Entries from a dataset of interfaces
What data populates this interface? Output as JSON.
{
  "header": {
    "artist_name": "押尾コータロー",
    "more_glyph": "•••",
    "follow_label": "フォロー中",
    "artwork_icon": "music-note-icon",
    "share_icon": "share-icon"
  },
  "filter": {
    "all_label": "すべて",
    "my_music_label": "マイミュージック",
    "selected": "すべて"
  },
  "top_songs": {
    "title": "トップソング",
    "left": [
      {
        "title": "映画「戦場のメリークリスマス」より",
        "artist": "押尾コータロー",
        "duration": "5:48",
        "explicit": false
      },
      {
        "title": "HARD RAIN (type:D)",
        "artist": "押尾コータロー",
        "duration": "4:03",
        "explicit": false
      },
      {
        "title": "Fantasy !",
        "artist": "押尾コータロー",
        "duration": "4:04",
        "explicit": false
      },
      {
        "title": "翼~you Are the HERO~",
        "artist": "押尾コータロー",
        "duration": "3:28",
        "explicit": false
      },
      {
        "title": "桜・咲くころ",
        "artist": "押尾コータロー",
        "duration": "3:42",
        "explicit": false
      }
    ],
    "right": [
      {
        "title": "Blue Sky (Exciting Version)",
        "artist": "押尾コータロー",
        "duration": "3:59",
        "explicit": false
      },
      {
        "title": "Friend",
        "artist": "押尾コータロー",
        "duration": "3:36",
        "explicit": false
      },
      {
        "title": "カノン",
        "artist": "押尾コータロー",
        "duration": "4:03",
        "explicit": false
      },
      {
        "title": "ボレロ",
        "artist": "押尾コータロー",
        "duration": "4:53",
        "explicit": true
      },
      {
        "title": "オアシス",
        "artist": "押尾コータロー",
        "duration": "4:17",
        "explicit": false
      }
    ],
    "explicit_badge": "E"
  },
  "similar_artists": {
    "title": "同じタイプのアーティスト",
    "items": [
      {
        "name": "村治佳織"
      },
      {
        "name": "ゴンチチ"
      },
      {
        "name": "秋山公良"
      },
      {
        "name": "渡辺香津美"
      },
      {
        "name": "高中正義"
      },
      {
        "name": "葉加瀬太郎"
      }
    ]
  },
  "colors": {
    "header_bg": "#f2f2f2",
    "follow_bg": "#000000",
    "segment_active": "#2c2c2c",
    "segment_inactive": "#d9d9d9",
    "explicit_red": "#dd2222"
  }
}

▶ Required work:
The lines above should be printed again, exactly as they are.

▶ Task solution:
What data populates this interface? Output as JSON.
{
  "header": {
    "artist_name": "押尾コータロー",
    "more_glyph": "•••",
    "follow_label": "フォロー中",
    "artwork_icon": "music-note-icon",
    "share_icon": "share-icon"
  },
  "filter": {
    "all_label": "すべて",
    "my_music_label": "マイミュージック",
    "selected": "すべて"
  },
  "top_songs": {
    "title": "トップソング",
    "left": [
      {
        "title": "映画「戦場のメリークリスマス」より",
        "artist": "押尾コータロー",
        "duration": "5:48",
        "explicit": false
      },
      {
        "title": "HARD RAIN (type:D)",
        "artist": "押尾コータロー",
        "duration": "4:03",
        "explicit": false
      },
      {
        "title": "Fantasy !",
        "artist": "押尾コータロー",
        "duration": "4:04",
        "explicit": false
      },
      {
        "title": "翼~you Are the HERO~",
        "artist": "押尾コータロー",
        "duration": "3:28",
        "explicit": false
      },
      {
        "title": "桜・咲くころ",
        "artist": "押尾コータロー",
        "duration": "3:42",
        "explicit": false
      }
    ],
    "right": [
      {
        "title": "Blue Sky (Exciting Version)",
        "artist": "押尾コータロー",
        "duration": "3:59",
        "explicit": false
      },
      {
        "title": "Friend",
        "artist": "押尾コータロー",
        "duration": "3:36",
        "explicit": false
      },
      {
        "title": "カノン",
        "artist": "押尾コータロー",
        "duration": "4:03",
        "explicit": false
      },
      {
        "title": "ボレロ",
        "artist": "押尾コータロー",
        "duration": "4:53",
        "explicit": true
      },
      {
        "title": "オアシス",
        "artist": "押尾コータロー",
        "duration": "4:17",
        "explicit": false
      }
    ],
    "explicit_badge": "E"
  },
  "similar_artists": {
    "title": "同じタイプのアーティスト",
    "items": [
      {
        "name": "村治佳織"
      },
      {
        "name": "ゴンチチ"
      },
      {
        "name": "秋山公良"
      },
      {
        "name": "渡辺香津美"
      },
      {
        "name": "高中正義"
      },
      {
        "name": "葉加瀬太郎"
      }
    ]
  },
  "colors": {
    "header_bg": "#f2f2f2",
    "follow_bg": "#000000",
    "segment_active": "#2c2c2c",
    "segment_inactive": "#d9d9d9",
    "explicit_red": "#dd2222"
  }
}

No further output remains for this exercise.